I used to have this oooooooooooold sewing machine. It was my mother's actually, and it was made in about 1973. I used it for years. She used it for years. Then the motor finally blew. I wanted to get it fixed. Instead, Mom went out and bought me a nice new one, with computerized controls, and all kinds of fancy push button features. (like, Instant Buttonhole, which I still can't use right) It actually sews great. The problem came when the teeny, tiny little screw that holds down the sewing plate came loose. I don't know when, or how, I just know that the other day, my machine was suddenly @$#! and one of the teeny, tiny little screws seems to have fallen out. (??)
Let's parallel this with my printer/scanner situation.

I used to have an Epson scanner. That's all it did, was scan. And it did a FANTASTIC FREAKING JOB. Perfect, crisp scans, with super accurate colors. Awesome. Perfect. Except the plug port broke, and then it was crap.
Of course, by the time it broke, that model had been discontinued. When I went out to get a new scanner, everything was a scanner/printer combo. I didn't need this. I had a wonderful, cheap-piece-of-crap printer that none the less printed beautiful, clean images on anything I jammed through the paper feeder, from photo paper to fabric sheets. It was wonderful.

And then it all ended.

I bought one of those stupid scanner/printer combos. I hate it. No, literally. It does absolutely nothing I need it to do. The scans are fuzzy, the software doesn't give me as many options for setting the scans as my old one did, it won't print on anything besides printer paper (even though the box said it would handle card stock and photo paper. It lied.) It just all around sucks.

Meanwhile, for some reason before I knew the new scanner beast was a useless paperweight, I let Mr. Cate take Old Trusty to work at his non-profit office day job. Grr.

I now have two useless machines, and a ton of work I need those machines for.

But wait- we live in the internet age. I can hop online and figure these problems out.
First, the screw on the sewing machine. It is such a weird size and shape that there is nothing, even in my engineer dad's office, that quite matches. But, I think, maybe I can just order a new one over the ol' computer.
No.
The company does not sell replacement parts for my machine- or any other- online. In fact, to just submit a question or comment, I have to register a new account, with all kinds of info they don't need- unless they just want to send me endless spam and junk mail.
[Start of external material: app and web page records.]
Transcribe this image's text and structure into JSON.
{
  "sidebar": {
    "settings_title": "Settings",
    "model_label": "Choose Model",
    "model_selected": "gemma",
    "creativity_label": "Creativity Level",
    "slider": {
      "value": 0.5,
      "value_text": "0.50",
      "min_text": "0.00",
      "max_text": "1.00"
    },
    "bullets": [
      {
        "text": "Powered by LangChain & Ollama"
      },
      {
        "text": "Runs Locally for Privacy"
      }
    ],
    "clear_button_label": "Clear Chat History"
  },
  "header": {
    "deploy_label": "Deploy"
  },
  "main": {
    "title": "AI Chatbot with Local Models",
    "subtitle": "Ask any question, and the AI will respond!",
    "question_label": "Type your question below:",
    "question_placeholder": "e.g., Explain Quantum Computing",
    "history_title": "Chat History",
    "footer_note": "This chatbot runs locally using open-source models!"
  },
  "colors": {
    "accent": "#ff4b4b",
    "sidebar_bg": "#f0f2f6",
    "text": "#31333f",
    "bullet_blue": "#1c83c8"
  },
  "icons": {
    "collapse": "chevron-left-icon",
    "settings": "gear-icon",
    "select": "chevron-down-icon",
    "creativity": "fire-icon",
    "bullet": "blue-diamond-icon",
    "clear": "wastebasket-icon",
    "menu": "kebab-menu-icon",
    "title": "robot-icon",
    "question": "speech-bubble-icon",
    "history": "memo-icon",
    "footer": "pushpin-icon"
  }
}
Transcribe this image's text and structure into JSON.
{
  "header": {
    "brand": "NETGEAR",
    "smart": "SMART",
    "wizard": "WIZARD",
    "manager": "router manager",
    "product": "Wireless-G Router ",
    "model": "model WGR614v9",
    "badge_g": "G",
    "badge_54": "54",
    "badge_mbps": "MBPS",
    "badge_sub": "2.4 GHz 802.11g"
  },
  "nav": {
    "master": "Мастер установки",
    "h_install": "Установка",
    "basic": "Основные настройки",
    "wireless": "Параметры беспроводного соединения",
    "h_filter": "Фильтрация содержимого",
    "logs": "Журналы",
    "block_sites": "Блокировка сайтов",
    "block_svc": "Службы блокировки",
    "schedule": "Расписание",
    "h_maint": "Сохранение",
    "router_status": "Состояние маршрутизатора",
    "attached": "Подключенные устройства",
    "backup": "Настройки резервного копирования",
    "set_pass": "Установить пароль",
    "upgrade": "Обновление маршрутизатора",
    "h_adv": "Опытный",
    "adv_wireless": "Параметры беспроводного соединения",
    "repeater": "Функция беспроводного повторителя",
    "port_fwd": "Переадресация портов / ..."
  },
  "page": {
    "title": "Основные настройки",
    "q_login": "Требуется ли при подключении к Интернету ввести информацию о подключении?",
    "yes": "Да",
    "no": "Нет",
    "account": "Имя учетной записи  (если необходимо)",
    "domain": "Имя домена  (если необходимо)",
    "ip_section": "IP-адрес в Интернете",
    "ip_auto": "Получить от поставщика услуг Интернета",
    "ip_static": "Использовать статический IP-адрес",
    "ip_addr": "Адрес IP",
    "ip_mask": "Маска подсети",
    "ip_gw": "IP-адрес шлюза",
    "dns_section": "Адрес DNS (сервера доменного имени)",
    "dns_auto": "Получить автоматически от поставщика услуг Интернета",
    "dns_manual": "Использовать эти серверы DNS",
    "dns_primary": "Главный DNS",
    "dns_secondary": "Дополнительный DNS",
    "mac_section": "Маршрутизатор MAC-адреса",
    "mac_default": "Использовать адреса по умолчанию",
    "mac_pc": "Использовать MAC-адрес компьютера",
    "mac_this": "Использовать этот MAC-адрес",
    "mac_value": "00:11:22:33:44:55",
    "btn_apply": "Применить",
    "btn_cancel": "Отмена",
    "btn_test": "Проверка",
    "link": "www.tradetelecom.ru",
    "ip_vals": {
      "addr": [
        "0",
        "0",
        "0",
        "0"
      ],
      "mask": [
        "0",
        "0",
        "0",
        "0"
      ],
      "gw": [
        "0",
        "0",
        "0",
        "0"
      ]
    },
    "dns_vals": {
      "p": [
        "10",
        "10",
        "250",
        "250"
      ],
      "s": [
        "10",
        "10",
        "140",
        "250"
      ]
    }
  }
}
Same thing with the printer company. In order to submit a question to their troubleshooting page, such as "how do I get this !@#! machine to do what the box says it will do??" I have to register an entire account I don't need. I hate doing that.
So much, that I would rather buy a new printer/scanner from someone else, and never deal with these Epson people again.

I just wanted to take this opportunity to say, to all companies that make it a total hassle to get some customer support- YOU ARE USING THE INTERNET WRONG.
You loose.
This is supposed to be more helpful. Don't make me long for the days of those horrendous phone menus. At least there was always a way to mash down the buttons, and get a person on the phone. They never had any answers either, of course, but there was sometimes a little satisfaction when they sounded like they were trying to help.

3 comments:

♫♪ ♥♥ KittyCat ♥♥ ♫♪ said...

I SOOOO feel your pain.

ann foxlee said...

Really, I know exactly what you mean. I'm famous for preferring 20 year old built-like-a-tank machines to their modern, plastic, piece of crap counterparts.
And egads do I ever hate switching to a new piece of software! Takes me months to get used to it and I swear they leave the most useful functions off just so they can make me buy the next version, hoping they've put it back on.

Paul Michael Murphy said...

I'm willing to bet the fridge in my garage, built sometime in the 1980s, outlives the one in the kitchen that I bought three years ago.